On a TWI basis, the Australian dollar is around its level at the May Statement, while it is lower against the US dollar at below US$0.66 (Graph 3.32). The exchange rate had appreciated alongside an increase in the yield differential between AGS and those of its major trading partners following increases in Australia’s policy rate in May and June. However, more recently, the exchange rate has depreciated following weaker-than-expected domestic data, including for inflation, and after the cash rate was left unchanged in August. At the same time, concerns about the strength of China’s economic recovery have weighed on the Australian dollar versus other currencies, and the RBA Index of Commodity Prices remains well below its levels from earlier in the year.

The Australian dollar TWI has been supported by an appreciation against the Japanese yen and Chinese renminbi over recent months, which together account for around 40 per cent of the TWI basket (Graph 3.33). In Japan, yields have remained low as the Bank of Japan has maintained highly accommodative policy settings. In China, bond yields have fallen alongside concerns about the outlook for the Chinese economy and as Chinese authorities have eased monetary policy (see Chapter 1: The International Environment).

Graph 3.32
A 2-panel line chart showing the Australian trade-weighted index and AUD/USD exchange rate in the top panel. The bottom panel shows the 3-year yield differential between Australian Government bonds and those of the G3, as well as the Reserve Bank Index of Commodity Prices. The Australian dollar is little changed on a trade-weighted index basis over recent months but is slightly lower against the USD. The yield differential is little changed. The Reserve Bank Index of Commodity Prices remains well below its levels from earlier in the year.
Graph 3.33
A line chart showing the Australian dollar trade-weighted index and the Australian dollar against the US dollar, Japanese yen, euro and Chinese renminbi.  The Australian dollar has appreciated noticeably against the Japanese yen and Chinese renminbi in recent months.

Australia’s financial account deficit narrowed in the March quarter

The narrowing of Australia’s financial account deficit in the March quarter of 2023 was caused by a smaller net outflow of capital compared with the December 2022 quarter (Graph 3.34). Net capital outflows were partly driven by a withdrawal of deposits from foreign banks to support intragroup funding and liquidity management activities during the quarter, alongside the collapse of several US banks and Credit Suisse.

Graph 3.34
A stacked bar chart showing Australia’s net capital flows by equity, government debt, authorised deposit-taking institution debt and other debt. There was a small net capital outflow in the March 2023 quarter.
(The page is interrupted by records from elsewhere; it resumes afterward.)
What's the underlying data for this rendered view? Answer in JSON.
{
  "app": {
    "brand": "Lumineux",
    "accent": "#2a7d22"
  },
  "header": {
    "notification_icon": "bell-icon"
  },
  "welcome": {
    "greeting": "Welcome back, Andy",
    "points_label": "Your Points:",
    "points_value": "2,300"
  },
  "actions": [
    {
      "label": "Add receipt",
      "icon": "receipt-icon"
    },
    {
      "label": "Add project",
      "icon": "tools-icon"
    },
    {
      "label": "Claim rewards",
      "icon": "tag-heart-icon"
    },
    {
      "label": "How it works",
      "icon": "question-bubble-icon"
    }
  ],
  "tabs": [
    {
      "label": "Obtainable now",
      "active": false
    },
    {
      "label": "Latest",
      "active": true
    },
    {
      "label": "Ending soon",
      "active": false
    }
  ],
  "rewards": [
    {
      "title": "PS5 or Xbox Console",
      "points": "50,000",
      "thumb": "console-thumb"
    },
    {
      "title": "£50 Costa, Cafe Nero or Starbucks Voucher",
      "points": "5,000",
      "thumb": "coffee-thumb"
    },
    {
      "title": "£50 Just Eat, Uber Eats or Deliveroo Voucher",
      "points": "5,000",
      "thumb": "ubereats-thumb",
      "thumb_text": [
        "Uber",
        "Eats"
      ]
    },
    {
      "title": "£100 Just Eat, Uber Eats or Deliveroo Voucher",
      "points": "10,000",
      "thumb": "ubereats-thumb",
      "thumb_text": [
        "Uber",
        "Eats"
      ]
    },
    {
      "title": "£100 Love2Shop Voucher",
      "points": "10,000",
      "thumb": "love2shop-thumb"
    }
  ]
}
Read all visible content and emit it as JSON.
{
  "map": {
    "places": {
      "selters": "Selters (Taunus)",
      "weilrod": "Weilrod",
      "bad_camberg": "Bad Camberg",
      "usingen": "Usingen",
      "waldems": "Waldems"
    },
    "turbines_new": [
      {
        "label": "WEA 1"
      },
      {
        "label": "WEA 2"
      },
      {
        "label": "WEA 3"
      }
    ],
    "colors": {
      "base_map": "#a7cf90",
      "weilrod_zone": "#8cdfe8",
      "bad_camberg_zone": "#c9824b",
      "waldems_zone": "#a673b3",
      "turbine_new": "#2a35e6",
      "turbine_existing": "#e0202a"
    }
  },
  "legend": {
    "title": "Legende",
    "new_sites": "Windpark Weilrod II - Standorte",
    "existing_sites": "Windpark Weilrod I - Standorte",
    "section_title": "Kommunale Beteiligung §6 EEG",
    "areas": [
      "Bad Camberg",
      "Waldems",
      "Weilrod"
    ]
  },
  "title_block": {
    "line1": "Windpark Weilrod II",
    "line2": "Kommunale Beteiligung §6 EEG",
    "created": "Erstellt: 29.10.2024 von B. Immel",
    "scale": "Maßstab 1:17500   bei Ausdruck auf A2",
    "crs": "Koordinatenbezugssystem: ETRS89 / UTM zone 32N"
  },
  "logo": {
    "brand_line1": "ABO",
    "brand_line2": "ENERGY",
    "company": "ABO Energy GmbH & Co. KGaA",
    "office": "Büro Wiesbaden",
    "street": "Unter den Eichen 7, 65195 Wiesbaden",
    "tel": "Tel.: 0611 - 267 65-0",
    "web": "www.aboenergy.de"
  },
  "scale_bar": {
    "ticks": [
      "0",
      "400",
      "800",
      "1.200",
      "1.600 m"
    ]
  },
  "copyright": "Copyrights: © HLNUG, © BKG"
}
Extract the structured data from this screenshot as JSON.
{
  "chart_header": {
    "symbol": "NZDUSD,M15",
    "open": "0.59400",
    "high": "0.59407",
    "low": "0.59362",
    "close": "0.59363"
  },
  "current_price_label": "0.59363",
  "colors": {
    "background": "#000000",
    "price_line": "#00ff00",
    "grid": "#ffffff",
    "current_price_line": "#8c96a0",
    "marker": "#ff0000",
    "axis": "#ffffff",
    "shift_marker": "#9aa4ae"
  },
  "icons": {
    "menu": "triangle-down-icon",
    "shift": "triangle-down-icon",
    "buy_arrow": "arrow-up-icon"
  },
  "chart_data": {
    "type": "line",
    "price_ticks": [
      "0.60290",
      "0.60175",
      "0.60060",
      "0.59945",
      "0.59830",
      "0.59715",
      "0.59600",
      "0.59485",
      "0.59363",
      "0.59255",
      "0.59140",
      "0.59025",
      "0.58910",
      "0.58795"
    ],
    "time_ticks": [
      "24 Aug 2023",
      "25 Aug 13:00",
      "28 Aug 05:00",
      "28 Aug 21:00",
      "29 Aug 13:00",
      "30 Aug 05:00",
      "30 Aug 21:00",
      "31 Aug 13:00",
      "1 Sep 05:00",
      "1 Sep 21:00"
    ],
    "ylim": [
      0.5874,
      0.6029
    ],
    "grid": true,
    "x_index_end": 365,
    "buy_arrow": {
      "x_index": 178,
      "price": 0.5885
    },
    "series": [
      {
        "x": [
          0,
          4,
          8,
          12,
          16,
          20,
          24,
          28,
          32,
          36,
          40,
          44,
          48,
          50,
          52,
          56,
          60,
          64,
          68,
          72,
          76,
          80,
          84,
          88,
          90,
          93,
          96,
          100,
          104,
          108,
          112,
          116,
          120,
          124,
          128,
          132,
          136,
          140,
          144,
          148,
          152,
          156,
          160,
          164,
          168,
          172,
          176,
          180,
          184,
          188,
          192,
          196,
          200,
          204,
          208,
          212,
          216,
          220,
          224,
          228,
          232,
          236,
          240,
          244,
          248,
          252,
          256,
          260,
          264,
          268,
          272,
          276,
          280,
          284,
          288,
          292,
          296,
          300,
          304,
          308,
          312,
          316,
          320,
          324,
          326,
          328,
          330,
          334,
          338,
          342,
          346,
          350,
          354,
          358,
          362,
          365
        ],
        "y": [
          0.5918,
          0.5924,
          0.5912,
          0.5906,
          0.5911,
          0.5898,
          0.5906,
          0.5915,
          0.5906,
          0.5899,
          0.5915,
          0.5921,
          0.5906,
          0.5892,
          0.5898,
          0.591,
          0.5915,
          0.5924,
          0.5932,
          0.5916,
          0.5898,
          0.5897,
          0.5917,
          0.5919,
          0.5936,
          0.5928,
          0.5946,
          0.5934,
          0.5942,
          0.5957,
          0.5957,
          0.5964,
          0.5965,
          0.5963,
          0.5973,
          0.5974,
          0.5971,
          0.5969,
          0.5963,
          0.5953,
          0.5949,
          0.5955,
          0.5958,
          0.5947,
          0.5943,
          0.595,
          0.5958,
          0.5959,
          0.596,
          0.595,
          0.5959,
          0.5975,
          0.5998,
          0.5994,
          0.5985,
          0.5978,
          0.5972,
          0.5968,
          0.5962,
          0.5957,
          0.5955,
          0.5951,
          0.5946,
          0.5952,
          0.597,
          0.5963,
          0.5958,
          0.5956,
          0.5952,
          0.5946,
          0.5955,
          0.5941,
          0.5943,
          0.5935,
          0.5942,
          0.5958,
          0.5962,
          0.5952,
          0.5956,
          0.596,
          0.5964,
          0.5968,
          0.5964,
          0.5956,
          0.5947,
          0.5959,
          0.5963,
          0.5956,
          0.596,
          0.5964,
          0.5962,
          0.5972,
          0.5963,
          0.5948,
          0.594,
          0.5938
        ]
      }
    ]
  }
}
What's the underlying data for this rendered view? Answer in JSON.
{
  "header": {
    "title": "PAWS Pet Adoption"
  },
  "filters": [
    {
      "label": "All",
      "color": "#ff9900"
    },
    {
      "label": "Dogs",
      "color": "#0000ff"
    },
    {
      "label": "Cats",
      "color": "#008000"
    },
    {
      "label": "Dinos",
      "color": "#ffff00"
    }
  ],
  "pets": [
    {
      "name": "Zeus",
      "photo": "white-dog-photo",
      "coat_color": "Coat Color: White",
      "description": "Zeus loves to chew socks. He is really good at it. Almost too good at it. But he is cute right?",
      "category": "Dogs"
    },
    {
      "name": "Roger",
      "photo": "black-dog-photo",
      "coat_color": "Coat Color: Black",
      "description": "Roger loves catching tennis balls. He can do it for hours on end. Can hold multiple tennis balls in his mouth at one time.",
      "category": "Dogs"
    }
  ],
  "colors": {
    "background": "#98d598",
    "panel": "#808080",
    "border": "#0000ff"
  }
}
Australia’s net foreign liability position as a percentage of GDP decreased over the March quarter to its lowest level since the 1980s (Graph 3.35). The recent decline was driven by a small widening in Australia’s net foreign equity asset position, partly reflecting valuation effects associated with an increase in foreign equity prices and the depreciation of the Australian Dollar. The net income deficit, which comprises net payments made on Australia’s net foreign liability position, widened slightly to around 4½ per cent of GDP in the March quarter, and remains at historically high levels. The increase in the net income deficit reflected a decline in primary income credits driven by lower profits on Australian-owned overseas assets across most sectors.

Graph 3.35
A 2-panel line chart showing Australia’s net foreign liability position in the left panel and the net income deficit in the right panel. The net foreign liability position has declined in recent years. The net income deficit widened slightly in the March 2023 quarter and remains at a high level compared with the past decade.


See Australian Competition and Consumer Commission (2023), ‘Retail Deposits Inquiry 2023’. [1]